Du Bist Die Beat-Oma

No one seems to know the name of the real woman behind the name Die Beat Oma (the Beat Granny), the aged Austrian chanteuse who released just one 45... The very disc that I present for you today.


Issued in Germany in 1966, in the same year that both Mrs Miller and Mme St Onge were unleashed on an unsuspecting world, Ich Bin Die Beat Oma (I Am the Beat Grandmother), was a ‘cover’ of the Beatles’ A Hard Day’s Night, with new lyrics by Andy Wölfel. Her solitary release, Ich Bin Die Beat Oma was backed by Balla Balla, a song written by bass player Horst Lippok and originally recorded by the German beat group The Rainbows, of which Lippok was a member, in 1965.

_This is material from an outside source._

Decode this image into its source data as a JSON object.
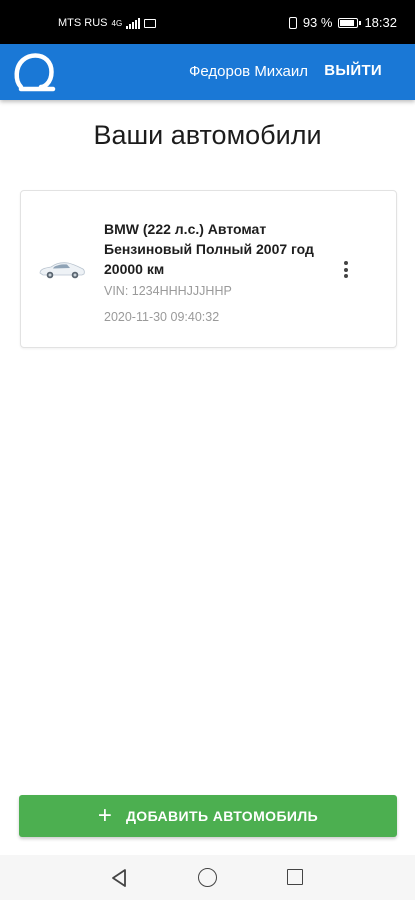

On the A-side of the single Die Beat Oma is accompanied by a group called Jerry & The G-Men. According to the Discogs listing, she toured with the band in the mid-60s, and a little ferreting around leads me to believe that she did indeed play dates during 1965 and 1966. Andy Wölfel - the man who liberally adapted the words of Messers Lennon and McCartney - acted as her manager (and, presumably, as manager of Jerry and co too), and on at least one occasion Die Beat Oma and Jerry & The G-Men played Wölfel’s hometown, Klosterneuburg in Austria.


No band is credited on the flip side, but The Rainbows' version of Balla Balla had also been issued by CBS, and to my ears both recordings seem to utilise the same basic backing track, not unlike how Tony Roman used backing tracks by his band Les Baronets for the Mme. St. Onge project. I understand that Wölfel, who also had a role in the 1967 German film Heubodengeflüster (a.k.a. Whispering In The Hayloft), and who was Austria’s first notable beat group manager, died of an overdose.  

That's all I have: any further information on this incredible disc and its perpetrators would be most welcome.


Download Beat HERE


 Download Balla HERE

1 comment:

  1. Many thanks! I can never have too many versions of BALLA BALLA!


WWR Most Popular Posts